Substantial articles of around 8000 words as well as other submissions, should conform to the Chicago Manual of Style, 15th edition. (This is a departure from previous policy.) The entire manuscript (including footnotes) should be double-spaced and pages must be numbered consecutively. Authors of accepted articles will be asked to prepare a final version in accordance with the style of Transactions and to submit it as an email attachment. Footnotes should be reserved for references only.
There is an important exception to the guidelines of the Chicago Manual: in the text and footnotes, please place close-quotation marks before any related punctuation, unless the quotation is a complete sentence.
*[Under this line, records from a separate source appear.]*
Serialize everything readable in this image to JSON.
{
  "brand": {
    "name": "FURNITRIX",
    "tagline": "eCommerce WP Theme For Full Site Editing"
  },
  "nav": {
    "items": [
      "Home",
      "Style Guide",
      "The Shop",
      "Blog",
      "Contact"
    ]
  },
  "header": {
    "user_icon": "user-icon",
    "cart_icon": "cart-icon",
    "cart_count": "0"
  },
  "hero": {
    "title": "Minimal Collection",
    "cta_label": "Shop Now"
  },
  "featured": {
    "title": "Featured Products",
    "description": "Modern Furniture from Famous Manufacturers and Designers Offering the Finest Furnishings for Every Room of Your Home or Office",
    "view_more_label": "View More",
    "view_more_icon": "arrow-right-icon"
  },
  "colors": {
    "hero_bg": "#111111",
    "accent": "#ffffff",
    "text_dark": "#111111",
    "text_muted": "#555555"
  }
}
This is British practice, but a good one.
Salomons suggested it be called “a peace congress”.
“Israelis have developed a normal life”, wrote Berlin in 1975.
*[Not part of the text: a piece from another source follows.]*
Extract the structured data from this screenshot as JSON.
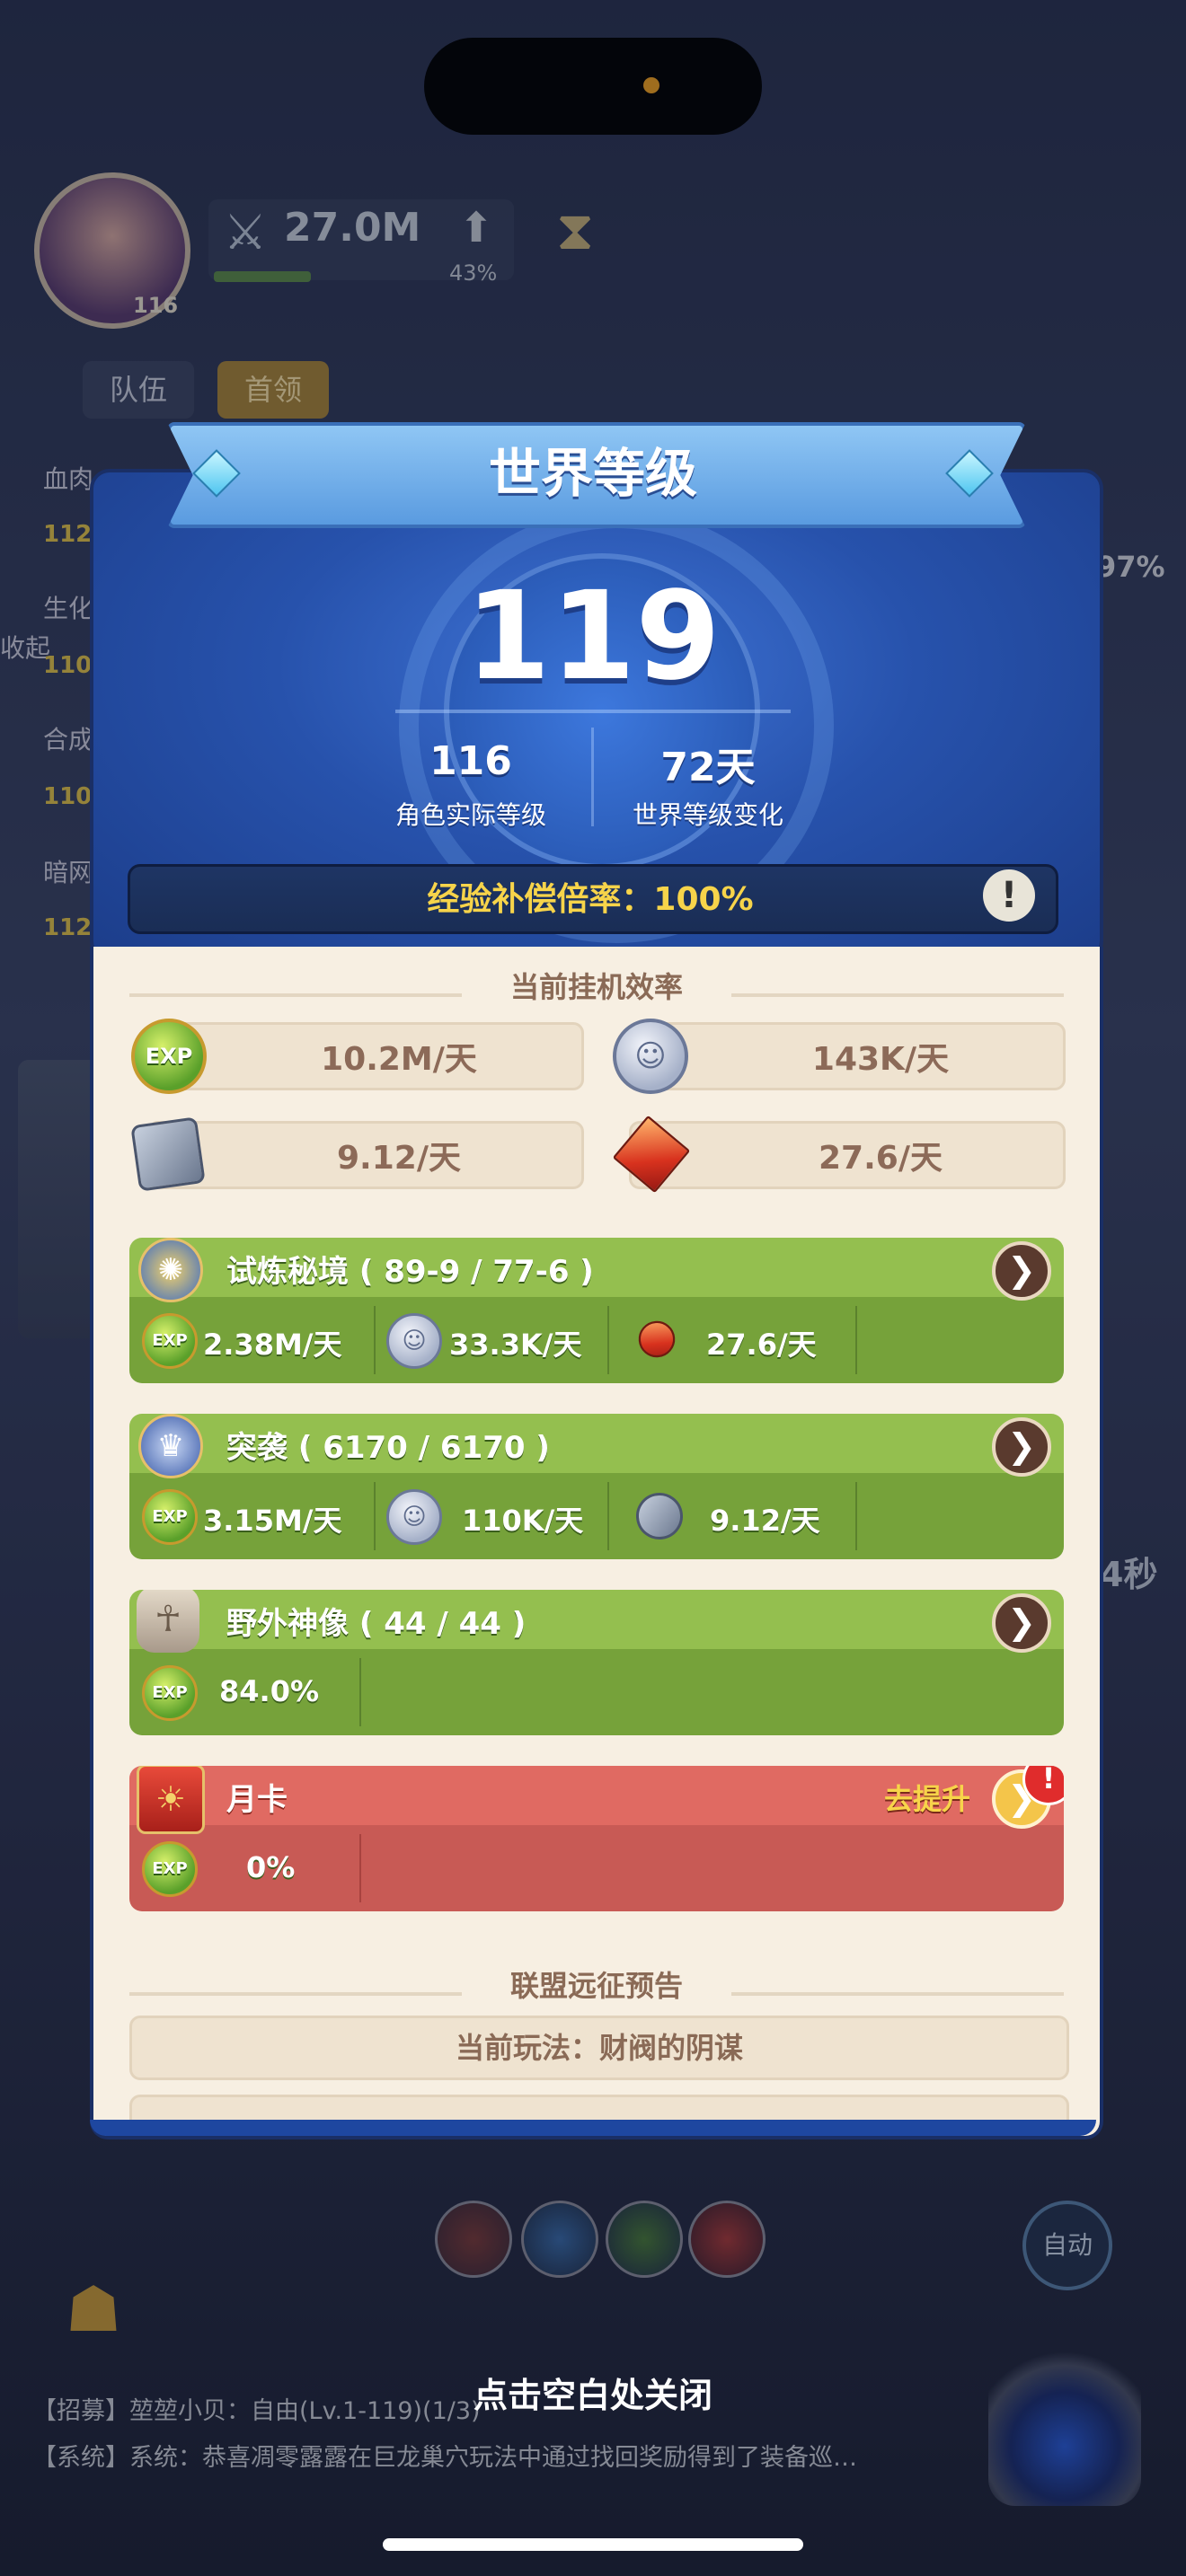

Quotations should appear in English, in double inverted commas (this is a change from previous practice). Quotations within quotations should be in single inverted commas. Longer quotations – of about 100 words or ten typed lines – should be indented, preceded and followed by an empty line, and without inverted commas. Words omitted in the course of a quotation should be indicated by three full stops (periods). If the end of a sentence is omitted, four full stops (periods) should be used. Square brackets (parentheses) should be placed around comments inserted by the author in a quotation.
Some examples of books
Stuart A. Cohen, English Zionists and British Jews: The Communal Politics of Anglo- Jewry, 1895–1920(Princeton: Princeton University Press, 1982).
short form after first use: Cohen, English Zionists, 39.
Ada Rapoport-Albert and Steven J. Zipperstein, eds., Jewish History: Essays in Honour of Chimen Abramsky (London: Peter Halban, 1988).
Lloyd P. Gartner, “Jewish Historiography in the United States and Britain”, in Jewish History: Essays in Honour of Chimen Abramsky, ed. Ada Rapoport-Albert and Steven J. Zipperstein (London: Peter Halban, 1988), 199–227.
short form after first use: Gartner, “Jewish Historiography”, 202.
David Conway, “John Braham: From meshorrer to Tenor”, Jewish Historical Studies: Transactions of the Jewish Historical Society of England 41 (2007): 37–61.
short form after first use: Conway, “John Braham”, 42.
Theses and dissertations
Milton Gold, “Nordau on Degeneration: A Study of the Book and its Cultural Significance” (PhD diss., Columbia University, 1957), 108–17.
Original research article
Research articles are detailed studies reporting research classified as primary literature.
Reviews provide critical and systematic appraisal of the current research to provide authoritative judgement to its particular context, topic, and field.
Book reviews are brief concise articles that provide an evaluation of a published scholarly book. Book reviews are generally invited only, however suggestions are welcome and should be sent to the Editors of the journal. A book review might assess the importance of a book's contribution to a particular field covered by the journal’s aims and scope and should aim to objectively review the strengths and weaknesses that concern the journal’s audience. (Please refer to the journal's aims and scope).
Jewish Historical Studies welcomes proposals from Guest Editors for specific special issues. These special issues are themed and focused publications that fit within the overarching remit of the journal. Proposals are welcome from editors with a specialism in any relevant field. All general enquiries should be sent to the Editors by emailing email@example.com